Nordea Bank AB, Scandinavia’s biggest lender, surpassed SEB AB to reclaim its position as the region’s top debt underwriter as more companies opt for capital market funding over bank loans.
Nordea, based in Stockholm, helped companies sell $18.6 billion in bonds this year, 29 percent more than in the same period in 2011. SEB AB, last year’s biggest deal maker, came second with $14.6 billion of arranged issues, while Swedbank AB jumped to third place from eighth after doubling the value of sales it helped facilitate to $14.2 billion.
Corporate debt sales across the U.S., Europe and Asia surged to a record $3.89 trillion this year as borrowing costs eased to their lowest ever, according to data compiled by Bloomberg. With stricter capital rules making bank credit scarcer, companies have stepped up efforts to shop around for funding. Nordea’s grip on Scandinavia’s top slot suggests big underwriters with established networks may fare best.

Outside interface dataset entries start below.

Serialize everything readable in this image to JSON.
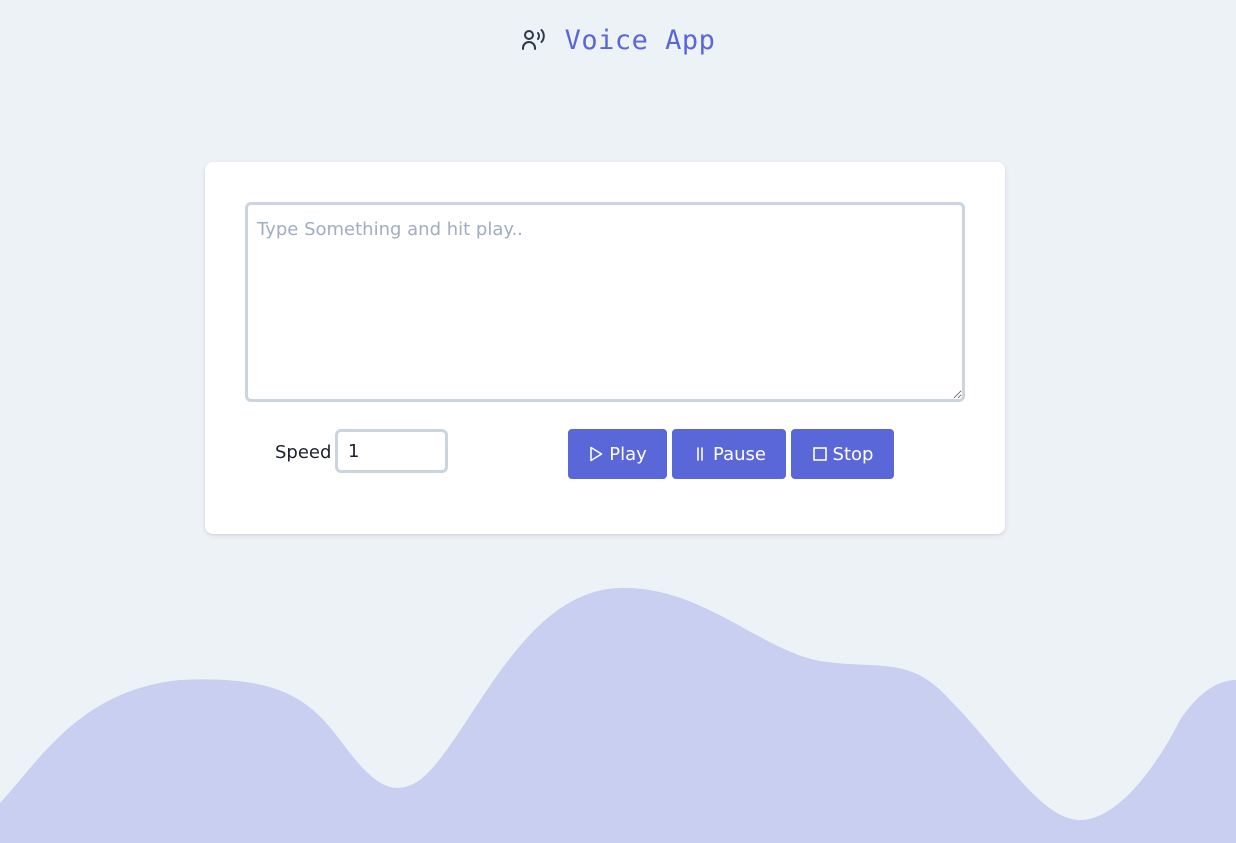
{
  "header": {
    "title": "Voice App",
    "icon": "voice-icon"
  },
  "editor": {
    "placeholder": "Type Something and hit play..",
    "value": ""
  },
  "controls": {
    "speed_label": "Speed",
    "speed_value": "1",
    "play_label": "Play",
    "pause_label": "Pause",
    "stop_label": "Stop",
    "play_icon": "play-icon",
    "pause_icon": "pause-icon",
    "stop_icon": "stop-icon"
  },
  "colors": {
    "background": "#edf2f7",
    "accent": "#5a67d8",
    "wave": "#c9cff0",
    "card": "#ffffff",
    "border": "#cbd5e0"
  }
}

“Nordic corporates have carried out liability management exercises to reduce the cost of their debt and extend its duration,” Thomas Begley, Nordea’s Helsinki-based head of fixed income, said in an e-mailed response to questions. “This is an area that Nordea has been particularly successful in.”

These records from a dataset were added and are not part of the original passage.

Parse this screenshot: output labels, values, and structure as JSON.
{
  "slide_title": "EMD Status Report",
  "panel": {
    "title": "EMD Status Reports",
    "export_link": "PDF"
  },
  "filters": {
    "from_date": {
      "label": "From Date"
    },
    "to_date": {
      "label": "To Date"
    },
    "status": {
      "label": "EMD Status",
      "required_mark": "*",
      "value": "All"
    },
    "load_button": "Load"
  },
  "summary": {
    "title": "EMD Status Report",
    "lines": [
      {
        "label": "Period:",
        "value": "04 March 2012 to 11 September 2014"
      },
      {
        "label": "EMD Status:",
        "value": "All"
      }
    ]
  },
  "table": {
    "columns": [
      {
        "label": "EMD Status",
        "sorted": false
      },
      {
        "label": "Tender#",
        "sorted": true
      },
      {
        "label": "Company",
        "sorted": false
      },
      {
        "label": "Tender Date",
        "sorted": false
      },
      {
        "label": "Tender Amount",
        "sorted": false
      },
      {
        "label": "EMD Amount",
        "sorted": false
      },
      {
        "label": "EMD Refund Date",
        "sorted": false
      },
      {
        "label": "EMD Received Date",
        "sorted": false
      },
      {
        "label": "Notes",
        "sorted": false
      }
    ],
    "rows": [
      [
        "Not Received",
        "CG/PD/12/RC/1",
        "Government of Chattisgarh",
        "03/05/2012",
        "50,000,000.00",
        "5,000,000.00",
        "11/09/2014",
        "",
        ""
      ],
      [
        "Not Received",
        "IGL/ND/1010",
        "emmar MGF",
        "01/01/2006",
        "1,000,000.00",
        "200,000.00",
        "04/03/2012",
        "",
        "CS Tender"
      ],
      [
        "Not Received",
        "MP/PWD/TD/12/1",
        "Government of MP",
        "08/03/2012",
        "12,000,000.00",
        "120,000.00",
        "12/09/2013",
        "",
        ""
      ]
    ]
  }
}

Bond deals in Sweden, Denmark, Finland and Norway increased 11 percent this year to $207 billion, excluding debt that banks sold to fund themselves.
“The still nascent high-yield market will expand and grow, driven by increased investor demand for higher yielding instruments,” Begley said. “In addition to corporate high yield issuers, we are expecting further expansion to be driven by the issuance of private equity-owned corporates.”
Investors seeking refuge from the crisis in southern Europe have poured into AAA rated Scandinavia’s debt markets. Though demand was initially centered on government bonds, investors have since embraced mortgage and corporate debt as they search for higher yields in regions they perceive as safe from default.
“Conditions in the bond market have been extremely attractive with credit and swap spreads at exceptionally low levels,” Begley said. “We have therefore seen significant growth in issuance as corporates have locked in extremely low financing costs.”
The extra yield that investors demand to own corporate bonds rather than government debt was at 223 basis points yesterday, narrowing from 351 at the end of last year, according to Bank of America Merrill Lynch’s Global Corporate & High Yield index.
Nordea had 10.2 percent of Scandinavia’s corporate underwriting market this quarter, up from 8.1 percent in the third quarter, with 66 completed deals. It was the only Nordic bank picked to manage a 2.625 percent 2024 bond sale for Telenor ASA, together with Goldman Sachs International, Morgan Stanley and ING Bank NV. The senior unsecured 600 million-euro bond was sold at a spread of 83 basis points over the mid-swap rate.
“The fourth quarter was exceptionally busy,” Begley said. “We expect the market backdrop to remain favorable in the new year and we do expect that issuance will continue to be strong across the Nordic region.”
Swedbank was the sole lead manager on a 1.5 billion-krone ($268 million) mortgage-backed 2019 covered bond issued by Terra Boligkreditt AS. The lender has prioritized building up resources in its debt capital markets business, including hiring staff, forming a frequent issuers group and boosting credit research, said Per-Aake Nyberg.
Providing research has helped it win business from unrated companies seeking to tap debt markets, Nyberg said.
“We have more special resources now to advise issuing clients,” Nyberg, who was appointed Dec. 4 to head the new euro syndicate function at Swedbank’s office in Stockholm, said by phone yesterday. “We don’t have to push a product.”